I decided that from now on I would fight for that and I would learn to take control over my mind and my life. I never expected that it would happen fast, but I would get there if I never gave up. No matter how hard life hit me and how many times it knocked me down, I’d get back up even stronger and have learned more about my illness.  

 When that one doctor told me that it was possible, that she’d seen others in the same deep hole rise, so could I and I have. I do it every day.  

My brain gets stronger and stronger. I don’t have that many depressed episodes and the ones I have are way less scary. 

I no longer wish to die every day. 

The last time I was hypomanic was 5 days in January 2017.  


“I’ve become an introvert person. I spend a lot of time on my own and I enjoy it.“

It so calming and since I’ve dealt with so much of the trauma I’ve been through in life, I don’t do much negative overthinking anymore. So, my mind is a nicer place to be in now.  

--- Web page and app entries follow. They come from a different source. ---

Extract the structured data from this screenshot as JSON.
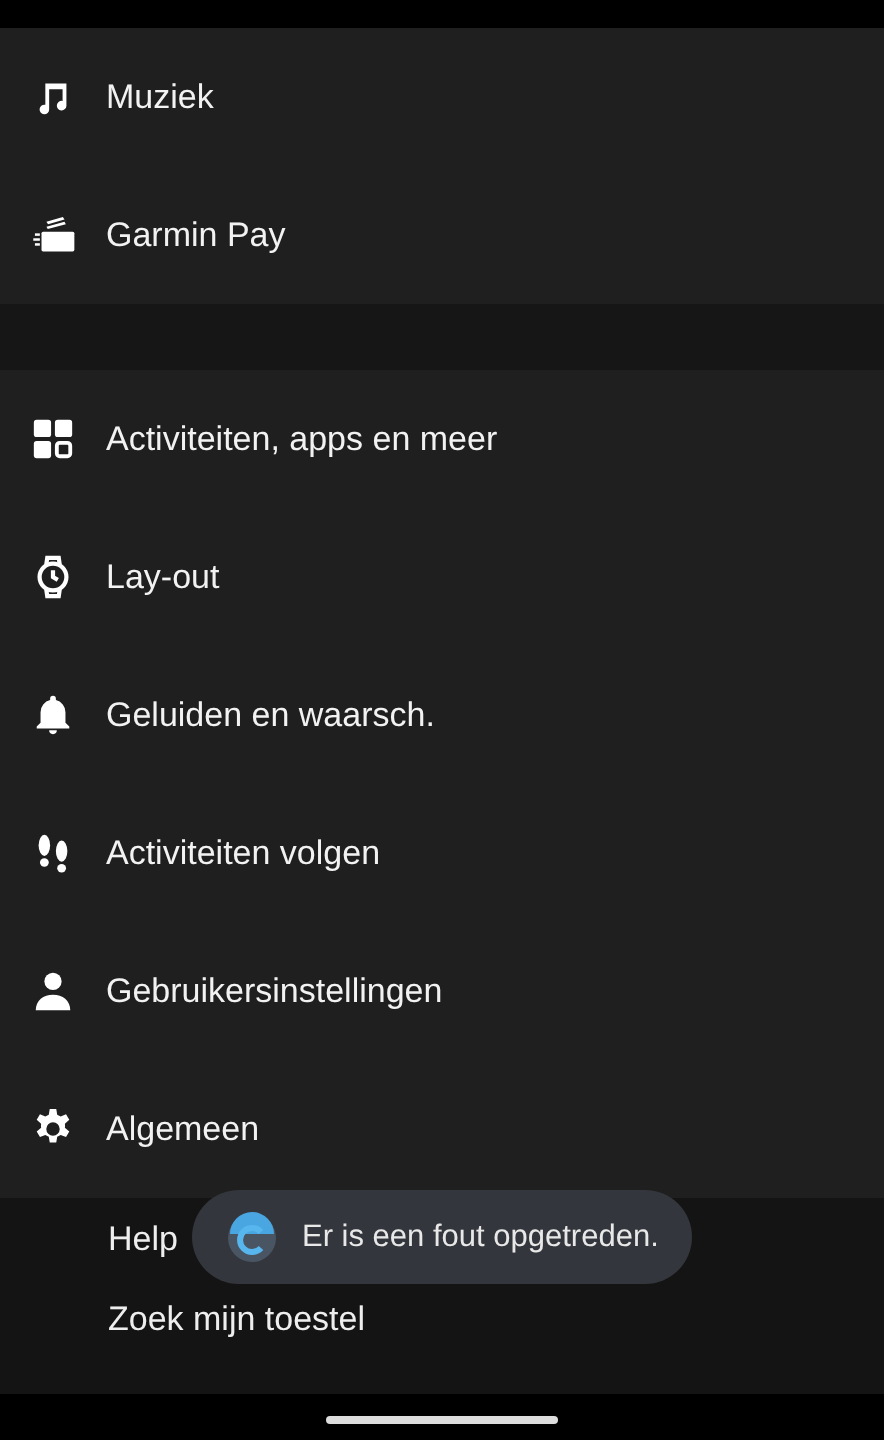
{
  "sections": [
    {
      "items": [
        {
          "label": "Muziek",
          "kind": "music"
        },
        {
          "label": "Garmin Pay",
          "kind": "card"
        }
      ]
    },
    {
      "items": [
        {
          "label": "Activiteiten, apps en meer",
          "kind": "grid"
        },
        {
          "label": "Lay-out",
          "kind": "watch"
        },
        {
          "label": "Geluiden en waarsch.",
          "kind": "bell"
        },
        {
          "label": "Activiteiten volgen",
          "kind": "footsteps"
        },
        {
          "label": "Gebruikersinstellingen",
          "kind": "person"
        },
        {
          "label": "Algemeen",
          "kind": "gear"
        }
      ]
    }
  ],
  "links": [
    "Help",
    "Zoek mijn toestel"
  ],
  "toast": {
    "message": "Er is een fout opgetreden."
  }
}
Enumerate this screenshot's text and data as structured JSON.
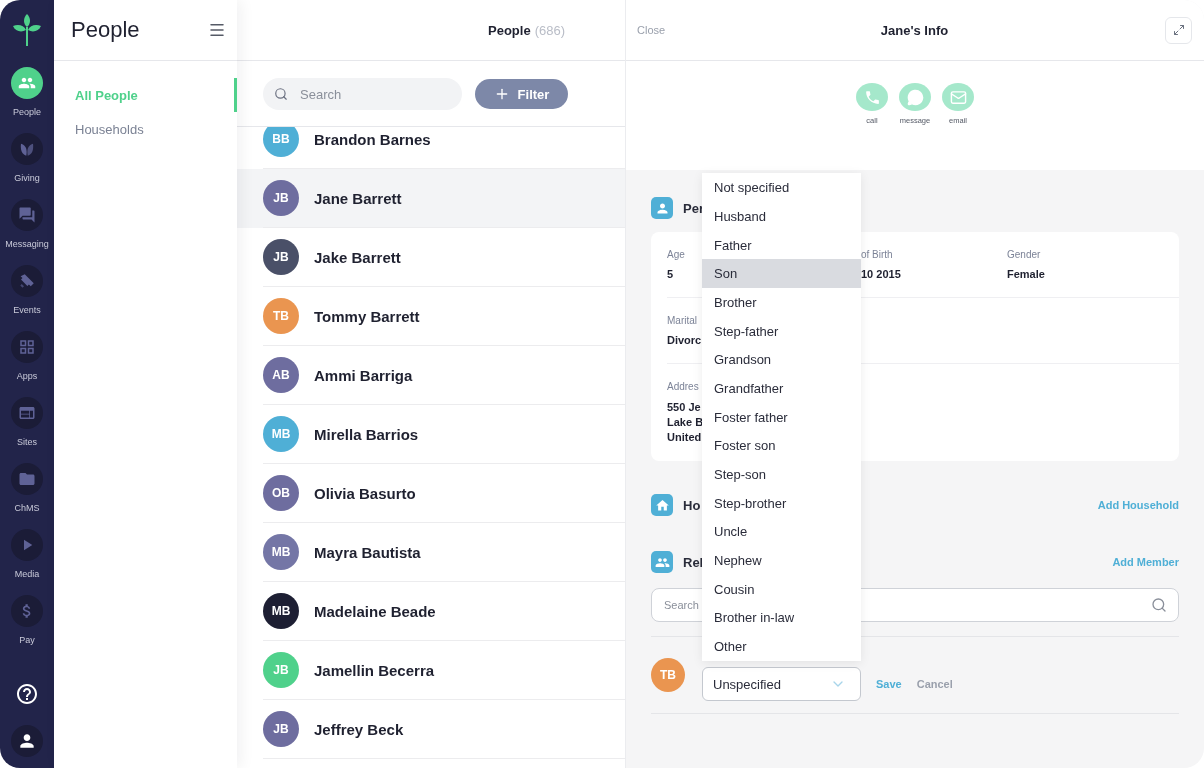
{
  "nav_rail": {
    "items": [
      {
        "label": "People",
        "selected": true
      },
      {
        "label": "Giving",
        "selected": false
      },
      {
        "label": "Messaging",
        "selected": false
      },
      {
        "label": "Events",
        "selected": false
      },
      {
        "label": "Apps",
        "selected": false
      },
      {
        "label": "Sites",
        "selected": false
      },
      {
        "label": "ChMS",
        "selected": false
      },
      {
        "label": "Media",
        "selected": false
      },
      {
        "label": "Pay",
        "selected": false
      }
    ]
  },
  "sidebar": {
    "title": "People",
    "items": [
      {
        "label": "All People",
        "selected": true
      },
      {
        "label": "Households",
        "selected": false
      }
    ]
  },
  "people_list": {
    "title": "People",
    "count": "(686)",
    "search": {
      "placeholder": "Search"
    },
    "filter_button": "Filter",
    "rows": [
      {
        "initials": "BB",
        "name": "Brandon Barnes",
        "color": "#4fafd6",
        "selected": false
      },
      {
        "initials": "JB",
        "name": "Jane Barrett",
        "color": "#6e6d9f",
        "selected": true
      },
      {
        "initials": "JB",
        "name": "Jake Barrett",
        "color": "#4a5068",
        "selected": false
      },
      {
        "initials": "TB",
        "name": "Tommy Barrett",
        "color": "#ea9550",
        "selected": false
      },
      {
        "initials": "AB",
        "name": "Ammi Barriga",
        "color": "#6e6d9f",
        "selected": false
      },
      {
        "initials": "MB",
        "name": "Mirella Barrios",
        "color": "#4fafd6",
        "selected": false
      },
      {
        "initials": "OB",
        "name": "Olivia Basurto",
        "color": "#6e6d9f",
        "selected": false
      },
      {
        "initials": "MB",
        "name": "Mayra Bautista",
        "color": "#7476a6",
        "selected": false
      },
      {
        "initials": "MB",
        "name": "Madelaine Beade",
        "color": "#1d1f33",
        "selected": false
      },
      {
        "initials": "JB",
        "name": "Jamellin Becerra",
        "color": "#4fd18b",
        "selected": false
      },
      {
        "initials": "JB",
        "name": "Jeffrey Beck",
        "color": "#6e6d9f",
        "selected": false
      }
    ]
  },
  "detail": {
    "close": "Close",
    "title": "Jane's Info",
    "actions": [
      {
        "label": "call"
      },
      {
        "label": "message"
      },
      {
        "label": "email"
      }
    ],
    "personal": {
      "title": "Per",
      "rows": [
        {
          "fields": [
            {
              "label": "Age",
              "value": "5"
            },
            {
              "label": "of Birth",
              "value": "10 2015"
            },
            {
              "label": "Gender",
              "value": "Female"
            }
          ]
        },
        {
          "fields": [
            {
              "label": "Marital",
              "value": "Divorc"
            }
          ]
        },
        {
          "fields": [
            {
              "label": "Addres",
              "lines": [
                "550 Je",
                "Lake B",
                "United"
              ]
            }
          ]
        }
      ]
    },
    "households": {
      "title": "Ho",
      "link": "Add Household"
    },
    "relationships": {
      "title": "Rel",
      "link": "Add Member",
      "search": {
        "placeholder": "Search"
      },
      "member": {
        "initials": "TB",
        "color": "#ea9550",
        "relation": {
          "value": "Unspecified",
          "expanded": true,
          "options": [
            {
              "label": "Not specified",
              "selected": false
            },
            {
              "label": "Husband",
              "selected": false
            },
            {
              "label": "Father",
              "selected": false
            },
            {
              "label": "Son",
              "selected": true
            },
            {
              "label": "Brother",
              "selected": false
            },
            {
              "label": "Step-father",
              "selected": false
            },
            {
              "label": "Grandson",
              "selected": false
            },
            {
              "label": "Grandfather",
              "selected": false
            },
            {
              "label": "Foster father",
              "selected": false
            },
            {
              "label": "Foster son",
              "selected": false
            },
            {
              "label": "Step-son",
              "selected": false
            },
            {
              "label": "Step-brother",
              "selected": false
            },
            {
              "label": "Uncle",
              "selected": false
            },
            {
              "label": "Nephew",
              "selected": false
            },
            {
              "label": "Cousin",
              "selected": false
            },
            {
              "label": "Brother in-law",
              "selected": false
            },
            {
              "label": "Other",
              "selected": false
            }
          ]
        }
      },
      "save": "Save",
      "cancel": "Cancel"
    }
  }
}
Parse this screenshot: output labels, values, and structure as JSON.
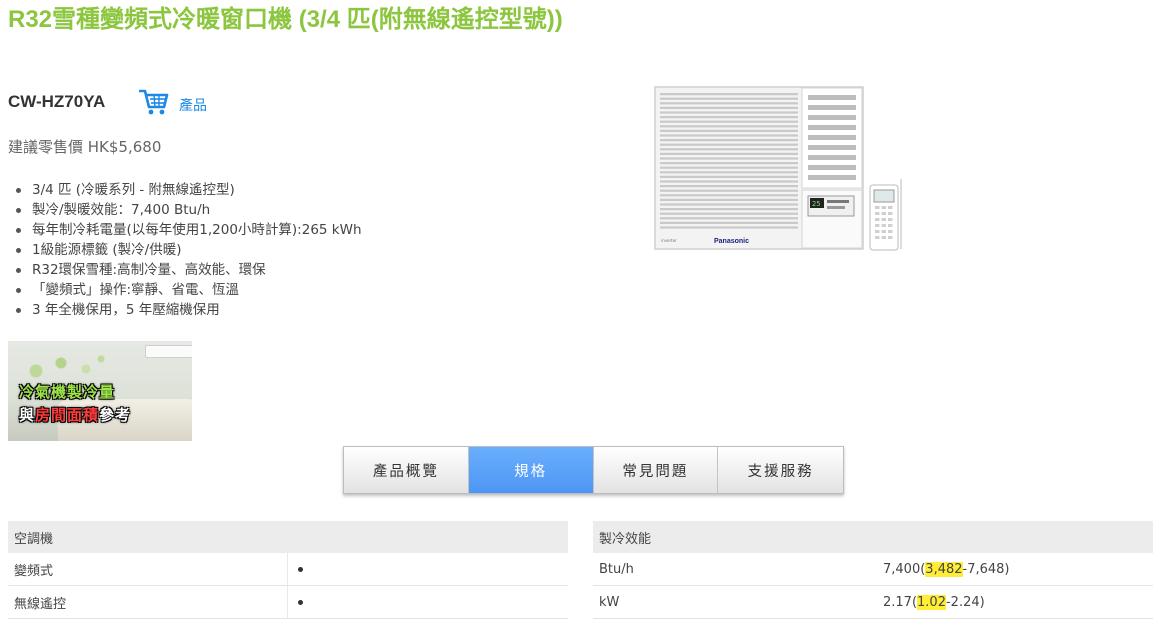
{
  "product": {
    "title": "R32雪種變頻式冷暖窗口機 (3/4 匹(附無線遙控型號))",
    "model": "CW-HZ70YA",
    "cart_label": "產品",
    "price": "建議零售價 HK$5,680",
    "image_brand": "Panasonic",
    "remote_temp": "25",
    "features": [
      "3/4 匹 (冷暖系列 - 附無線遙控型)",
      "製冷/製暖效能：7,400 Btu/h",
      "每年制冷耗電量(以每年使用1,200小時計算):265 kWh",
      "1級能源標籤 (製冷/供暖)",
      "R32環保雪種:高制冷量、高效能、環保",
      "「變頻式」操作:寧靜、省電、恆溫",
      "3 年全機保用，5 年壓縮機保用"
    ]
  },
  "promo": {
    "line1": "冷氣機製冷量",
    "line2_prefix": "與",
    "line2_highlight": "房間面積",
    "line2_suffix": "參考"
  },
  "tabs": [
    {
      "label": "產品概覽",
      "active": false
    },
    {
      "label": "規格",
      "active": true
    },
    {
      "label": "常見問題",
      "active": false
    },
    {
      "label": "支援服務",
      "active": false
    }
  ],
  "spec_left": {
    "header": "空調機",
    "rows": [
      {
        "label": "變頻式",
        "value": "●"
      },
      {
        "label": "無線遙控",
        "value": "●"
      }
    ]
  },
  "spec_right": {
    "header": "製冷效能",
    "rows": [
      {
        "label": "Btu/h",
        "value_prefix": "7,400(",
        "value_mark": "3,482",
        "value_suffix": "-7,648)"
      },
      {
        "label": "kW",
        "value_prefix": "2.17(",
        "value_mark": "1.02",
        "value_suffix": "-2.24)"
      }
    ]
  },
  "colors": {
    "title": "#8cc63f",
    "tab_active": "#4d96f5",
    "link": "#1e88e5",
    "highlight": "#ffee33"
  },
  "icons": {
    "cart": "shopping-cart-icon"
  }
}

I stay positive, the majority of the time. I look for solutions and ways to get even stronger in my mind. 

I work out. Fitness has saved my life. It's 50% of the reason I feel so much better and can take less medicine (I don’t take any for hypomania anymore).  

When I do good, I tell myself! When something hurts me, I find out why and what to do about it. I’m told that I think too much, but that’s what’s helping me. 

Some people see me as cold or arrogant when they don’t know me. I’m not. I’ve just become very tough and I’m proud of myself. It’s hard for me to be vulnerable. That’s something I’m practicing now. One step at a time.  

It’s taken me 7 years to get to where I am now since the doctor told me she believed in me and she’s my angel!  

I do have a lot of control over my illness now. Life can get even better and so can I, but I am so thankful for no longer suffering as I did before.

Compared to many people without mental illness, I’m still challenged, but my mood is stable most of the time and I’m happy most of the time.  

I’m not earning some of my own money yet and I haven't stood in front of a crowd telling them my story, but I have an Instagram account I get so much positive feedback from. 

I've started opening up about my bipolar there and on my new blog. I’ve been asked to write articles to this amazing website and there’s a chance that someone reads this and believes that they can get more control over their illness, have a much better life and feel so much better inside.  

I know you can! 

Goal-setting can help you manage bipolar symptoms.

Goal-setting can help you manage bipolar symptoms.

Take the first step and make a goal. Make that goal! 

Dig deep for your dream and go for it. It might take years, but every year you’ll feel better and better and one day the goal will be in your reach. Maybe in another form as what has happened in my case now.  

I didn’t get the job first and started doing speeches afterward to educate people about what bipolar is.  

I opened up on social media and I’ve become someone relatable for people with mental illness. To my surprise! I suddenly have a voice. I make a difference.  

I make people laugh and motivate them to get better. I never saw this coming and it wasn’t even my plan when I started my Instagram account. I just needed an outlet and I was lonely with my illness. 

“Now I’m connecting with beautiful people around the world who feel alone with their illnesses. needing someone to relate to. I couldn’t be happier and more humbled.“ 


So, my hard shell is breaking down and all my amazing followers are allowing me to be vulnerable and fierce at the same time. I add value to people's lives, while they also support me and add value to my life.  

I’m so thankful for someone believing in me 7 years ago and helped me take the first step to be happy. Like I am (most of the time) now.  

Make that goal and believe in your ability and strength. 

I believe in you.

Wickie blogs online about her life with bipolar 2, ADHD, anxiety, and past paranoid psychosis. You can catch more info about her here.